    • Statutes
    • Regulations
    • Case Law
  • Obsolescence
  • Domain
    • .gov
    • .edu
    • .org
    • .com
  • Scope of Coverage
  • Authorship
  • Authority
  • Self-Help Law Books
  • Conclusion

Chapter 17: Creating a Library Webpage and Basic Legal Collection

  • Deciding What Your Library Needs
  • Building a Basic Website of Local Legal Links
    • Topical “Clusters” for Your Site
    • Shortcuts: Megaportals and Piggybacking
    • Linking to (and from) Your OPAC
    • Easy Tools for Website Creation
  • Building a Basic Print Collection—On a Shoestring, or No String, Budget
    • Secondhand Book Sources
    • Hand-Me-Down Book Sources
    • Do-It-Yourself Book Publishers
  • Final Words
  • References
  • Resources Recap

Appendix A: Glossary
Appendix B: Recommended Legal Sources Online
About the Authors

Virginia M. Tucker

Dr. Virginia M. Tucker is currently assistant professor at the School of Information at San José State University. She was the County Law Librarian in Bellingham, Washington, for over ten years. Prior to joining the School of Information faculty, she was an information architect and client training manager at Dialog/Thomson (now ProQuest) and the Physics Librarian at Stanford University. Dr. Tucker has a PhD in information systems from Queensland University of Technology, an MLS from the University of California at Berkeley, a BA from Stanford University in music composition, and a paralegal certificate. Virginia received the prestigious Liberty Bell Award in 2010 from her local bar association for her “outstanding work in helping the public gain a better understanding of the law.” In 2016, the bar association honored her with the annual award for “Dedication to the Spirit of the Law.” As a volunteer, she has created websites for the Whatcom County Bar Association and LAW Advocates, the local legal aid group. She served for several years on the board of the non-profit Dispute Resolution Center and has taught CLE workshops on legal research in Bellingham and Seattle.

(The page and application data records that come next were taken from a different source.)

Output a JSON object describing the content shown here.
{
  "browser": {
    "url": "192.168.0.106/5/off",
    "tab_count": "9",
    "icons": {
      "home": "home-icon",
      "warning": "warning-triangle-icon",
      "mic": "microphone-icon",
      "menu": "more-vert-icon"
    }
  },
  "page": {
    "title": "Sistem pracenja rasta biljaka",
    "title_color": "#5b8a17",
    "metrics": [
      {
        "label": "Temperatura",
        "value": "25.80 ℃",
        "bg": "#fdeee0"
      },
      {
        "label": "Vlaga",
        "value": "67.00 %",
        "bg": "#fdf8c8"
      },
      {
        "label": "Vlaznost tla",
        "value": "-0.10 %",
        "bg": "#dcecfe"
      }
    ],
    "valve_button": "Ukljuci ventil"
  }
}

Marc Lampson

Marc Lampson was admitted to the practice of law in 1985. In addition to his law degree, he holds a Masters of Library and Information Science degree with a specialization in law librarianship from the University of Washington. He has practiced both civil and criminal law on the trial and appellate levels and in both federal and state court. Since 1984, he has also taught law students, library and information science students, paralegals, laypeople, and prisoners “legal research,” that is, how to find and analyze legal resources. At the Information School at the University of Washington he has taught Research Methods, Information Behavior, and Information in Social Context. Marc currently is the Public Services Attorney and Reference Librarian at the Public Law Library of King County in Seattle, Washington.

”Highly recommended for public, academic, and law libraries."
— Booklist (starred review)

”Tucker and Lampson provide an excellent resource for librarians, beginning law students, and paralegals ... Highly recommended for all public libraries and undergraduate academic libraries supporting prelaw curriculums or training paralegals."